The Senate rule, which can be used by any senator, says no committee can meet without unanimous consent once the Senate has been in session for two hours. The rule originated when there were few states and it was important for lawmakers to spend time on the Senate floor. But with the Senate’s growth, the rule has been rarely invoked.
Paul, who offered 74 of the 144 amendments that have been proposed for the Harkin-Enzi bill, told the Senate that the bill was being rushed.
“This process is rotten from the top to the bottom,” said Paul, who was elected last year with support from the tea party. “I would ask that we have a hearing; let’s find out what we think of No Child Left Behind before we rush through a 868-page bill that no one has time to read. This is what’s wrong with Washington.”
Harkin rebutted Paul, noting that the committee held 10 hearings last year, and gently lectured him.
“We had hearings with superintendents, teachers, principals, broad input from across America,” Harkin said. “Does that mean every two years we have to start from scratch every time? The senator from Kentucky had every day since he was sworn in in January to come to me or Senator Enzi and say, ‘Here’s what I’d like to have in the bill.’ Other senators did that. Our doors are open. It was no secret that we were meeting. . . . If the senator filed 74 amendments but is objecting to our meeting to even consider his amendments, can please someone explain the logic of that?”

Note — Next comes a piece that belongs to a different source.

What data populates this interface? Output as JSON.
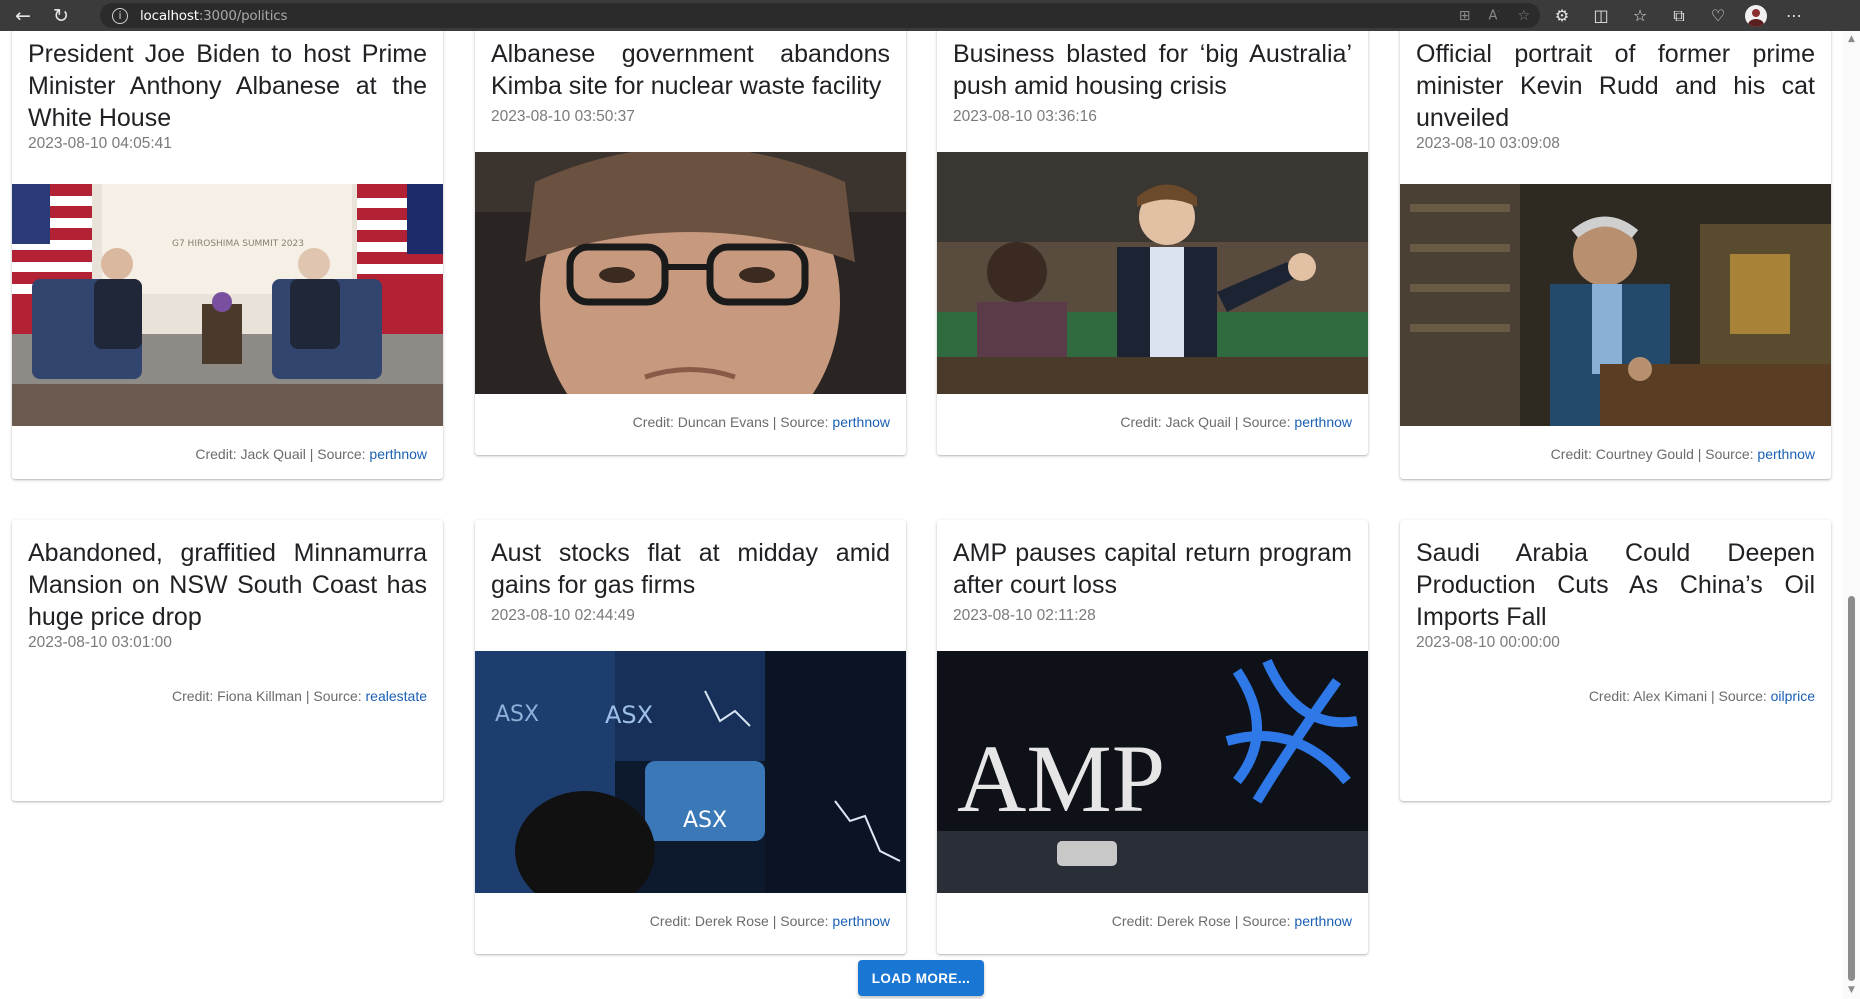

Sen. Michael Bennet (D-Colo.), a former Denver school superintendent, urged Paul to drop his objections.
“The senator speaks of the tragedy of this process,” Bennet said. “I’ll tell you the real tragedy. The real tragedy is that only nine of 100 children living in poverty can expect to graduate from college. A tragedy is that there are people working at our schools right now doing the best they can to serve our kids and we think a two-hour meeting is too long.”
No Child Left Behind, enacted in 2002, is widely seen as outdated and was due for a congressional overhaul four years ago.
Last month, President Obama said he was so frustrated by congressional inaction that he would direct Education Secretary Arne Duncan to waive the requirements of the law for states that embrace education policies favored by the White House. At least 39 states, in addition to the District of Columbia and Puerto Rico, intend to apply for a waiver.
Harkin, Enzi, Sen. Lamar Alexander (R-Tenn.) and others in the Senate want to pass a bill by the end of the year before the waivers are issued.